To his credit, Winer updated his post with a strikethrough and acknowledged "this was not a well written post." He later wrote a clarifying post of sorts - not an apology, but an explanation that "I write what occurs to me" along with a shout-out to his mom.

In what I think was an attempt to be helpful, or at least a peace offering, he tweeted out a link to Girls Who Code.  And that's when Winer and I had an exchange:

And that's where we ended.

Winer may not have a lot to say about solutions, but I have some ideas. First, we change the mindset.  If it - ahem - "occurs" to you that the reason women don't do something may be because that something is hard, you probably want to review your thought process a little bit.  For a long time men thought voting was too complicated and profound a task for members of the weaker sex, so prone to flights of fancy or delicate distractions. The same was said about careers in law or medicine. Now apparently it's coding.  Winer is now saying he doesn't care what non-programmers think because programming is so hard and equating his critics with opponents of free speech.  Seriously. Enough already.

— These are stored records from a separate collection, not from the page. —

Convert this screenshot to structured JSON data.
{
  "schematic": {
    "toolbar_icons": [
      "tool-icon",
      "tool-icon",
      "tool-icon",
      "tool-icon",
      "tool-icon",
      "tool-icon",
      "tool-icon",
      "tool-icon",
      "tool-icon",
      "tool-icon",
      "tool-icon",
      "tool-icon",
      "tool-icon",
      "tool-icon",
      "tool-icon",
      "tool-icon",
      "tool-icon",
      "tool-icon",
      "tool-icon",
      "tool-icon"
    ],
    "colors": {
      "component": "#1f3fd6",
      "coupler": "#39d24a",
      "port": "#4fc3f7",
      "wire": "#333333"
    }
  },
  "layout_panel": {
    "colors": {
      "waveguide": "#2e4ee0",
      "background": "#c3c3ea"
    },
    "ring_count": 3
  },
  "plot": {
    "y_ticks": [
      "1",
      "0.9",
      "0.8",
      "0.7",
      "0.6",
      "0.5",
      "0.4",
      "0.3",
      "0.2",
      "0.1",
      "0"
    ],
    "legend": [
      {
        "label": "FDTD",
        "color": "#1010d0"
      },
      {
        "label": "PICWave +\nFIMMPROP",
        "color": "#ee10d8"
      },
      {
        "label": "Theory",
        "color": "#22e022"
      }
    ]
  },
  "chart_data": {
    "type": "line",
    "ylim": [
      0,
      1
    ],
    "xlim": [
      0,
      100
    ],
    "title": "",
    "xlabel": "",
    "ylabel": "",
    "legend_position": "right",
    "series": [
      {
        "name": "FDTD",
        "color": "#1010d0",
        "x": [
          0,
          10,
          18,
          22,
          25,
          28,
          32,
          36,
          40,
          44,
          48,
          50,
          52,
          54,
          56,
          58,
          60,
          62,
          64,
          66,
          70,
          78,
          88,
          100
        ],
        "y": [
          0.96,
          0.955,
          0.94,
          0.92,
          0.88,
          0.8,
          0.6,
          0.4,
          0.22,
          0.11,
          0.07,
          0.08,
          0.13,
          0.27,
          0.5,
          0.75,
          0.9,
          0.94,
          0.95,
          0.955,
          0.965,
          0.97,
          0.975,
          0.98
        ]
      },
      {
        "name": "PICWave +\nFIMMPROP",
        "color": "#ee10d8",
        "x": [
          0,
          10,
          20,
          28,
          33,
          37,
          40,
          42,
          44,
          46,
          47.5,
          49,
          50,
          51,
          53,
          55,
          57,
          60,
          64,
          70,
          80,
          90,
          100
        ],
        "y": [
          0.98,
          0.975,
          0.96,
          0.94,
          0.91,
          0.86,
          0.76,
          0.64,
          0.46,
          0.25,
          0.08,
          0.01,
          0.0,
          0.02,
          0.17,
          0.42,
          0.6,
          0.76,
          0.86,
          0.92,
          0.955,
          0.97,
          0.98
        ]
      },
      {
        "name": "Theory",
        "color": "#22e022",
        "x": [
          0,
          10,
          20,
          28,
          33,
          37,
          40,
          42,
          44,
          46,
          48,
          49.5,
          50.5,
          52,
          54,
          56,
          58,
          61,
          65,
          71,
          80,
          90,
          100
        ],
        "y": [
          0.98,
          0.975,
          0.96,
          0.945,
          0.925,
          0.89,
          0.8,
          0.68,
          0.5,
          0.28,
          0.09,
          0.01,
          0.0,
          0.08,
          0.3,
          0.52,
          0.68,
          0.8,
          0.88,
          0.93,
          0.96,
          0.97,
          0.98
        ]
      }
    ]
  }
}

Second, confront sexism wherever it exists, especially in the workplace.  Work today is hard enough without people doing everything from suggesting you're not capable to hitting on you to threatening to kill you. When Winer wrote what occurred to him, it's good that people slammed him for it.  (Ironically, I see no examples of someone saying he doesn't have the right to speak, at least not on that thread.)

Third, recognize and celebrate those who bust stereotypes in the workplace (and elsewhere) and serve as role models.  These are the people who show the dudes they can do the work, and give younger people someone to emulate.  People who, as I've said ten times before:
Someone an online mom can show her daughter [or son, a great point my wife made] and say, "See her? See what she's doing? See how she's living in the same world you are, with the same challenges you have, and see how she succeeds? THAT is how you do this. THAT is what I stand for. I want you to be like HER."
People like:

Gina Trapani. She's apparently a friend of Winer's who chalks this whole mess up to a "bad day" that has apparently stretched into a few days now. She founded lifehacker. She's a programmer and and a podcaster and an entrepreneur. And yes, she's smart enough to write code.

Zerlina Maxwell. She's a lawyer, a writer for a bunch of different sites like The Grio, and an advocate for women who have experienced domestic violence.  She's the woman who went on FOX News and said that maybe men should take responsibility for their own actions when it comes to rape - and then got rape threats from men online.  She hasn't backed down - she's experienced domestic violence and she spends her time trying to make it easier for others who have experienced it as well.

Andrea Kuszewski. Not only is she an outstanding curator on Google+, She's an expert in cognitive neuroscience and particularly good at looking at how different types of people think.  I thought that might be especially relevant for this post. She also tells me that the peer-reviewed research that looks at differences in how women and men think suggests women are more patient. Funny how that works.

Darlene Cavalier. Just another one of those perky blonde cheerleaders.  We all know the type, right?  The one with the masters degree from the Ivy League school, the emmy-award winning series, the gig at Discover Magazine, and the business startup?  Dime a dozen.  Darlene has devoted her career to improving science literacy and encouraging young people, particularly young women, to go into STEM careers.

1 comment:

Anonymous said...

You SHOULD have chosen more than one female rolemodels for fields like programming. You didn't. And no, veterinary medicine is nothing like programming.

There are many women in the computational fields that you might want to look up, if you want to make any point, here, other than expanding a specific not-too-terrible sexism into a generalized statement the man never made.

The guy at no point said women weren't smart enough to get academic degrees. He said the act of programming is of a sort, women might not like. He backed it up with bullshit that should not be public opinion.

I completely agree with you on that point. But I also find your post goes far beyond what he was trying to say.